(Element data from apps and pages)
^^^^
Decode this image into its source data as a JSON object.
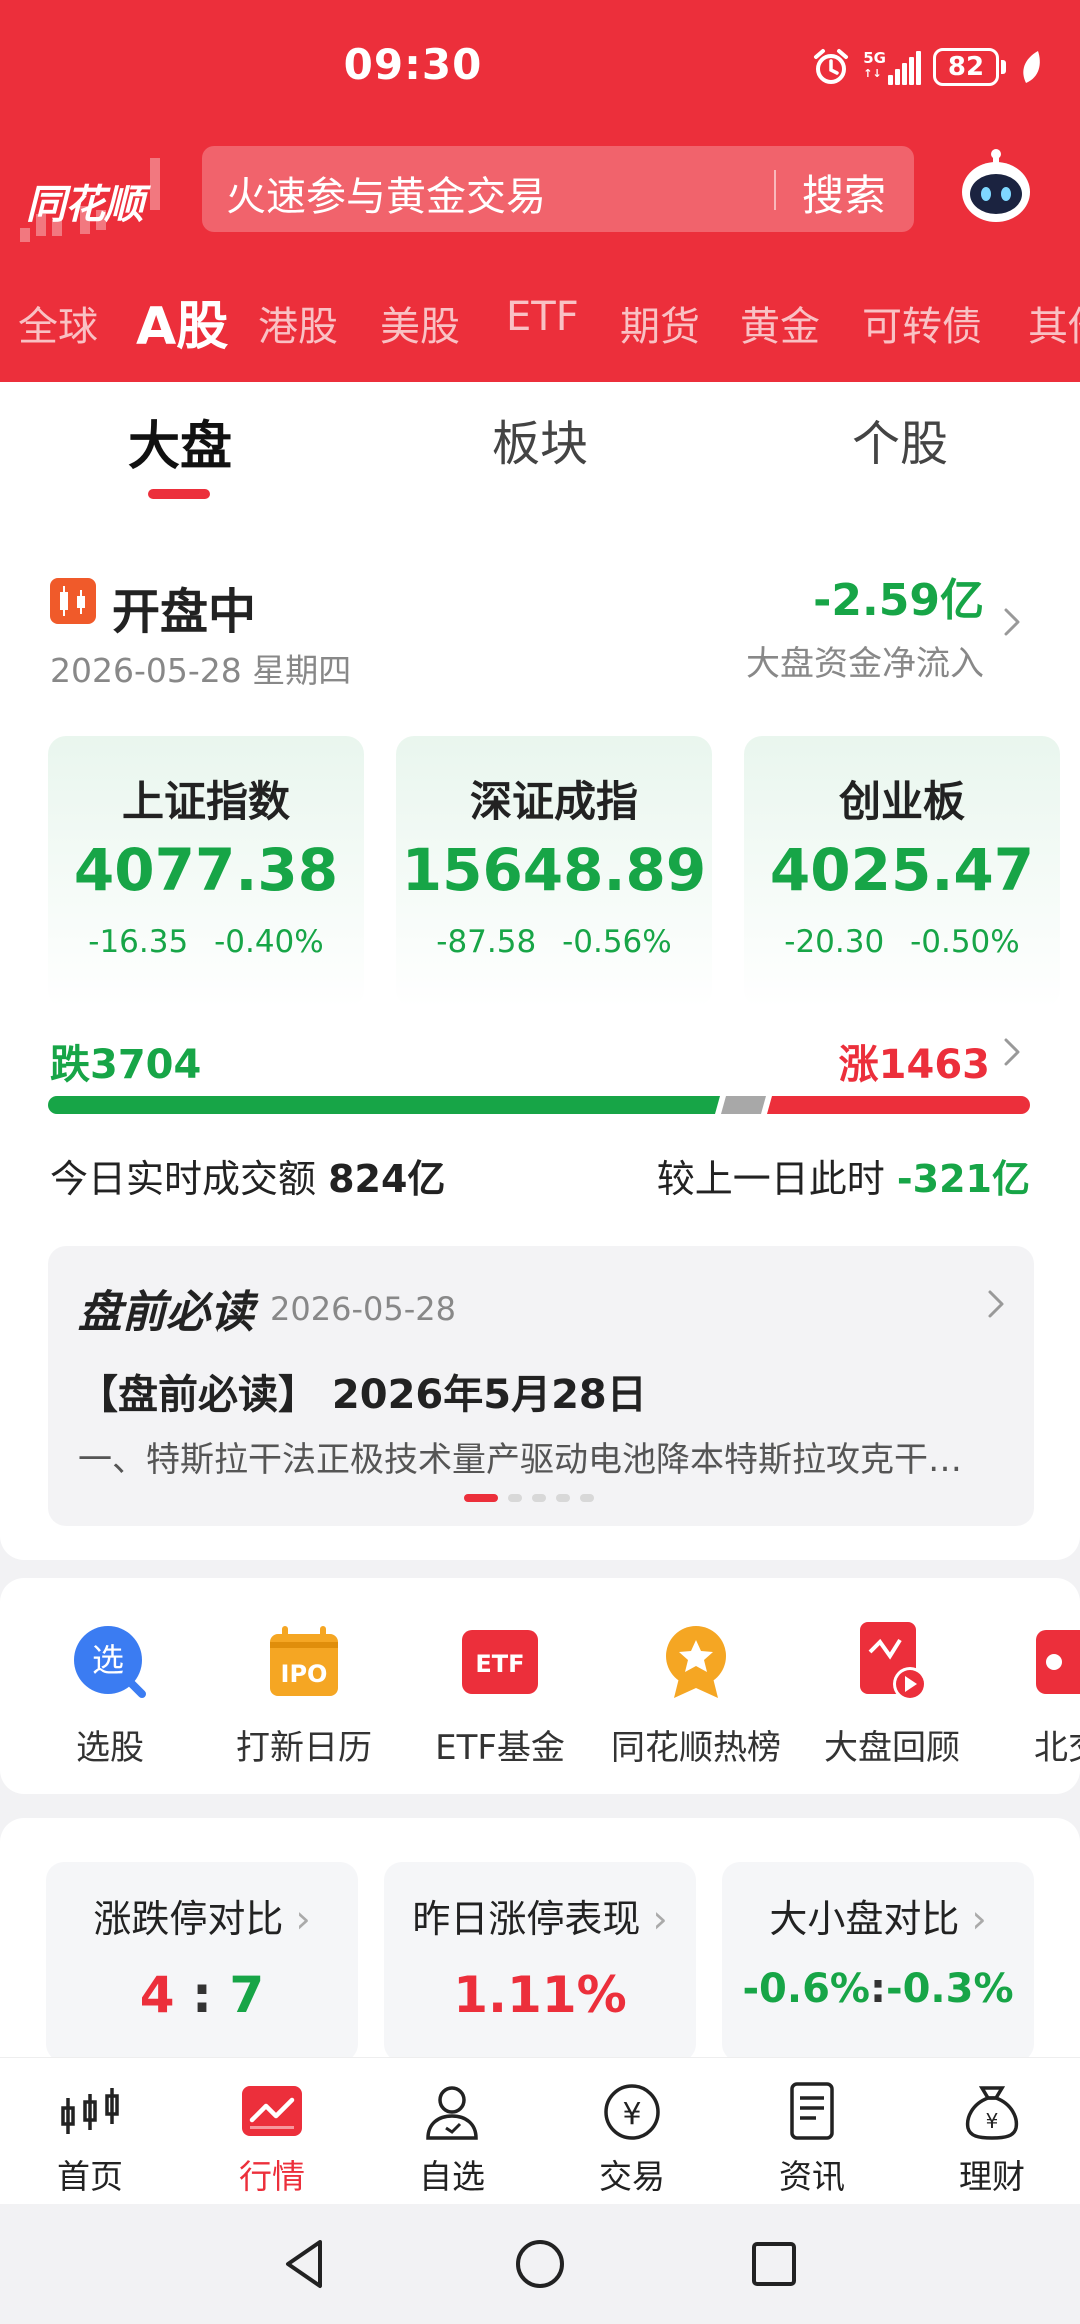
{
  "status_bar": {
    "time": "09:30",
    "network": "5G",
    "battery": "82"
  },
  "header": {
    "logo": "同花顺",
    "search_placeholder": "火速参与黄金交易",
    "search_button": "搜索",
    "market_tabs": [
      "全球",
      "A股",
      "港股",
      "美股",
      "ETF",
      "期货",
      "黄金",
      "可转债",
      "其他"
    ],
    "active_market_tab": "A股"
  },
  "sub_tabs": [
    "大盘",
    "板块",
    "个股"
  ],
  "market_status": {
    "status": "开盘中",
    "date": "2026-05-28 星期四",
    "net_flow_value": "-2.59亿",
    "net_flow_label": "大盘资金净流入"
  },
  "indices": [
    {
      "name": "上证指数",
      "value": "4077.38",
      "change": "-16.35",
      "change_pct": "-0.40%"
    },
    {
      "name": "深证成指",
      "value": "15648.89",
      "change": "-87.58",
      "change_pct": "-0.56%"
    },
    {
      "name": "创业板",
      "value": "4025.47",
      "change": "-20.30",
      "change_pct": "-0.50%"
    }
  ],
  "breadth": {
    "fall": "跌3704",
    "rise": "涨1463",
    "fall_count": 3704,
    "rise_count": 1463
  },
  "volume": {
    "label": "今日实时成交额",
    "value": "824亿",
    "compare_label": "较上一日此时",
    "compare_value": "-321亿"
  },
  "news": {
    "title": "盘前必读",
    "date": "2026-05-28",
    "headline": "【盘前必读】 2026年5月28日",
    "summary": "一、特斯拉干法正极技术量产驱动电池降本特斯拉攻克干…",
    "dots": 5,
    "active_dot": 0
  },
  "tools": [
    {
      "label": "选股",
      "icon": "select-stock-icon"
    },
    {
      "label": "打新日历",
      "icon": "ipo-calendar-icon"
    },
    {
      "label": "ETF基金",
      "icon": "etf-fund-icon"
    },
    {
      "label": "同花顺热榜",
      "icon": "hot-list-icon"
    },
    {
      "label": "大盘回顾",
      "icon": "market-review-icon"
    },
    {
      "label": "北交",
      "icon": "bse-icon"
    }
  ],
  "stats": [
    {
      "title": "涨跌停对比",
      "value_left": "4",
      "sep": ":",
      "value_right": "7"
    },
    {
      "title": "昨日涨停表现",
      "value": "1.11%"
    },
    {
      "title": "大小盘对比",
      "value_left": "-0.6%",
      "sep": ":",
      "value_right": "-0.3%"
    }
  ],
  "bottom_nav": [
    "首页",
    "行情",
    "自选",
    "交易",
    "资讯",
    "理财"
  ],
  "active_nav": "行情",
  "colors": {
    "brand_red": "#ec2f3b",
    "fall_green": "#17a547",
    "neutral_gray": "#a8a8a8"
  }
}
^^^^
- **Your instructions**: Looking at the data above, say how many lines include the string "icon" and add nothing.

- **Answer for this exercise**: 6